● Records shown
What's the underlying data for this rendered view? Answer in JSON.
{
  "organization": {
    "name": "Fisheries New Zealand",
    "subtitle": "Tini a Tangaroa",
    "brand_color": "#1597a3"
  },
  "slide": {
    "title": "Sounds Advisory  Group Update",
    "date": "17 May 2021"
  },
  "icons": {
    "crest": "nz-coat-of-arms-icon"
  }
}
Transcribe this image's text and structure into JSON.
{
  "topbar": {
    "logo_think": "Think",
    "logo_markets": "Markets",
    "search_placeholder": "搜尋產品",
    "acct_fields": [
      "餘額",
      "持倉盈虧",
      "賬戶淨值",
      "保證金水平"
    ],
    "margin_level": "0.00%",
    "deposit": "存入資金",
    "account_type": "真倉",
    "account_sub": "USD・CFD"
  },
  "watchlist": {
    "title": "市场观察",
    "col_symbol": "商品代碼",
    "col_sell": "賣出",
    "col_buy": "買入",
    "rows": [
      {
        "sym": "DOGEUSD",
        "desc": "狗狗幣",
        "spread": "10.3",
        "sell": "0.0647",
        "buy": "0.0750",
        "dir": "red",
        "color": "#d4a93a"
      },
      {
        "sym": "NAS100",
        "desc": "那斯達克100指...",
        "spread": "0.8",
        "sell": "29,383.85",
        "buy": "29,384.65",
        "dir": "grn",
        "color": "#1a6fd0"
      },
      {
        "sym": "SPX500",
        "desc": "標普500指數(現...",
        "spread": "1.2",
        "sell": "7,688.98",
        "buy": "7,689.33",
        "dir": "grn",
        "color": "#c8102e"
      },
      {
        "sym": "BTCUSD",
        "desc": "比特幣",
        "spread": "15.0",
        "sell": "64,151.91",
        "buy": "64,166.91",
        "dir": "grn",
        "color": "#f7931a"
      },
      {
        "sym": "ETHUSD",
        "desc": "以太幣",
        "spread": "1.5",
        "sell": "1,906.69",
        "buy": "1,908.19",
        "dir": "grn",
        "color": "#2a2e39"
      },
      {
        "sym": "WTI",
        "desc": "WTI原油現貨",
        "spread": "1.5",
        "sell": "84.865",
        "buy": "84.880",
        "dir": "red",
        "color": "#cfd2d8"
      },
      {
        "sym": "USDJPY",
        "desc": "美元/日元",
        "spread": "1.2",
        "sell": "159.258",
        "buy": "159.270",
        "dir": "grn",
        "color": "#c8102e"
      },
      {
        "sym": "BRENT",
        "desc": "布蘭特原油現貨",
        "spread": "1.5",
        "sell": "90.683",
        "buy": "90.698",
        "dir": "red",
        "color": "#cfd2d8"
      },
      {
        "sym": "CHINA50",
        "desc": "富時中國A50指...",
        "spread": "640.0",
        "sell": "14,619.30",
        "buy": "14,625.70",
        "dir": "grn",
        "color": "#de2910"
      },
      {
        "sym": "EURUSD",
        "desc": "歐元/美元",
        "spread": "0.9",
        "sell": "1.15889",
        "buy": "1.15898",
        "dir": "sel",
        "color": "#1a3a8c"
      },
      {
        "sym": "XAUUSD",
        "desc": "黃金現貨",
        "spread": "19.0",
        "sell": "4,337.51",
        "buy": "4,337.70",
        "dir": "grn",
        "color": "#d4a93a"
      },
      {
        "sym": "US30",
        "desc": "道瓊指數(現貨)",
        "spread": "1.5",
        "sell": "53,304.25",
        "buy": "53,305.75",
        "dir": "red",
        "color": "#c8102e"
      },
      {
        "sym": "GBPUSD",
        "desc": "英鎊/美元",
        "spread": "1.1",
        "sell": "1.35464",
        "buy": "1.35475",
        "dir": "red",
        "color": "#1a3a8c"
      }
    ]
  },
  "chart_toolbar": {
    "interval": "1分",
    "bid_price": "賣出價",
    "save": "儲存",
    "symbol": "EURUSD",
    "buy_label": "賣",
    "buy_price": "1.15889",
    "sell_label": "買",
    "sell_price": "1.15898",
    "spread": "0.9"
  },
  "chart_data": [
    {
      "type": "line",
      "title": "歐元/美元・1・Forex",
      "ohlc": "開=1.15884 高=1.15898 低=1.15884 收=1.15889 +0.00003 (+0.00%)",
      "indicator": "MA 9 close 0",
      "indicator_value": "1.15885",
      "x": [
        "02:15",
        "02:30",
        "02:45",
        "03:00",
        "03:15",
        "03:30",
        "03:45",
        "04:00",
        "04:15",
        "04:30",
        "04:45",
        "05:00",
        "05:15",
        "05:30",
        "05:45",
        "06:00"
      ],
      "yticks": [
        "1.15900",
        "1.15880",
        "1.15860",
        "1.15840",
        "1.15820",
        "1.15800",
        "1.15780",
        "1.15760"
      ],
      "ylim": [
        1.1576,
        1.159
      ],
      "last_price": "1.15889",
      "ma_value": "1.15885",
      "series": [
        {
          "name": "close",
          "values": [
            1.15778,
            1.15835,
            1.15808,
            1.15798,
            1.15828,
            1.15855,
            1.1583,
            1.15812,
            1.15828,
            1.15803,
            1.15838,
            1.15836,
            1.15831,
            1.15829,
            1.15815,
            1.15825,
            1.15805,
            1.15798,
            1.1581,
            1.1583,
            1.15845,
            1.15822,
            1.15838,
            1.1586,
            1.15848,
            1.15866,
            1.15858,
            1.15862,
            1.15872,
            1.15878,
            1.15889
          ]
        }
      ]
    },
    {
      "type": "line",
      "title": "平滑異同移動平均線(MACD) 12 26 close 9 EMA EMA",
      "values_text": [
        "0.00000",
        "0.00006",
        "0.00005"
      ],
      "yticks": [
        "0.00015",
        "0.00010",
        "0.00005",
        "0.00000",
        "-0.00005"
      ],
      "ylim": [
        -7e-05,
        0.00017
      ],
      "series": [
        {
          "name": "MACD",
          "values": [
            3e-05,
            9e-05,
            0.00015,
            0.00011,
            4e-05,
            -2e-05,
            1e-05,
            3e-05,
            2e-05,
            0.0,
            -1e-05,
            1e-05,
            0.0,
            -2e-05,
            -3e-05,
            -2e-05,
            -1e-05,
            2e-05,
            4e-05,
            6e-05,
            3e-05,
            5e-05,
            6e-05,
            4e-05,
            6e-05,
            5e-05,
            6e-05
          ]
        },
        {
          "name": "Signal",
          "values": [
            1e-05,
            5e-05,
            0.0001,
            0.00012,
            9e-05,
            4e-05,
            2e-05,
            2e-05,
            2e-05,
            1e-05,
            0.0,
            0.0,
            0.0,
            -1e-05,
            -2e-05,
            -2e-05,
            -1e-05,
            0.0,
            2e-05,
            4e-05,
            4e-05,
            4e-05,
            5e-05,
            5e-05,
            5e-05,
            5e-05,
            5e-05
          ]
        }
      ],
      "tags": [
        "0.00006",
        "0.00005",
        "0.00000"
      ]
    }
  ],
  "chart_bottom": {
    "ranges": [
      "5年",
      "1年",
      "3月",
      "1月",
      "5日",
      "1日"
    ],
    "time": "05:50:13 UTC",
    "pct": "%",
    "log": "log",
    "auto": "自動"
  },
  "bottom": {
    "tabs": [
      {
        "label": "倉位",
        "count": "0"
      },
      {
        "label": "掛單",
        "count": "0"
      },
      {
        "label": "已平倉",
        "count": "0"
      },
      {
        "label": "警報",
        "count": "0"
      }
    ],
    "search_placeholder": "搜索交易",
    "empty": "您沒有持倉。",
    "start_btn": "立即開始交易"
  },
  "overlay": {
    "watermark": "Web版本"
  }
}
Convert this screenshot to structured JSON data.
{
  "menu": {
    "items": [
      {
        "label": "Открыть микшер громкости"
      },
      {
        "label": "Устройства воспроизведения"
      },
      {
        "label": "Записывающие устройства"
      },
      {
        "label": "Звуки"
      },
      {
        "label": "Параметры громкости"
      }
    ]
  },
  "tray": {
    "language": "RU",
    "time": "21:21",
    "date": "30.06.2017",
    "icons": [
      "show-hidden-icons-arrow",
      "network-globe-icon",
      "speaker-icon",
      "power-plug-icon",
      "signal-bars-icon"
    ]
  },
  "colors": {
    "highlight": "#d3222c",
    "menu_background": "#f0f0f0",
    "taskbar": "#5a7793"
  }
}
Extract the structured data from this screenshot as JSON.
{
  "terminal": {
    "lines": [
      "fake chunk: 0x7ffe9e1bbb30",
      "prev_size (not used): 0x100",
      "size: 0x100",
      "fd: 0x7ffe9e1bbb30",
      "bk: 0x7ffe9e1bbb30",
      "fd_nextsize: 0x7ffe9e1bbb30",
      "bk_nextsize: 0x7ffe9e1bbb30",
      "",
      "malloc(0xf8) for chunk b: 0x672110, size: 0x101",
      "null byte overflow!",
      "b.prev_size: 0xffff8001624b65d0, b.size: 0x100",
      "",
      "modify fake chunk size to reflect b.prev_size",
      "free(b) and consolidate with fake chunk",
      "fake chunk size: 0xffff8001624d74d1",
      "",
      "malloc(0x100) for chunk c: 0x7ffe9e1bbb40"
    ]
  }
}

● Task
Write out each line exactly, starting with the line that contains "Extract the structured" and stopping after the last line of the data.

● Response to the exercise
Extract the structured data from this screenshot as JSON.
{
  "terminal": {
    "lines": [
      "fake chunk: 0x7ffe9e1bbb30",
      "prev_size (not used): 0x100",
      "size: 0x100",
      "fd: 0x7ffe9e1bbb30",
      "bk: 0x7ffe9e1bbb30",
      "fd_nextsize: 0x7ffe9e1bbb30",
      "bk_nextsize: 0x7ffe9e1bbb30",
      "",
      "malloc(0xf8) for chunk b: 0x672110, size: 0x101",
      "null byte overflow!",
      "b.prev_size: 0xffff8001624b65d0, b.size: 0x100",
      "",
      "modify fake chunk size to reflect b.prev_size",
      "free(b) and consolidate with fake chunk",
      "fake chunk size: 0xffff8001624d74d1",
      "",
      "malloc(0x100) for chunk c: 0x7ffe9e1bbb40"
    ]
  }
}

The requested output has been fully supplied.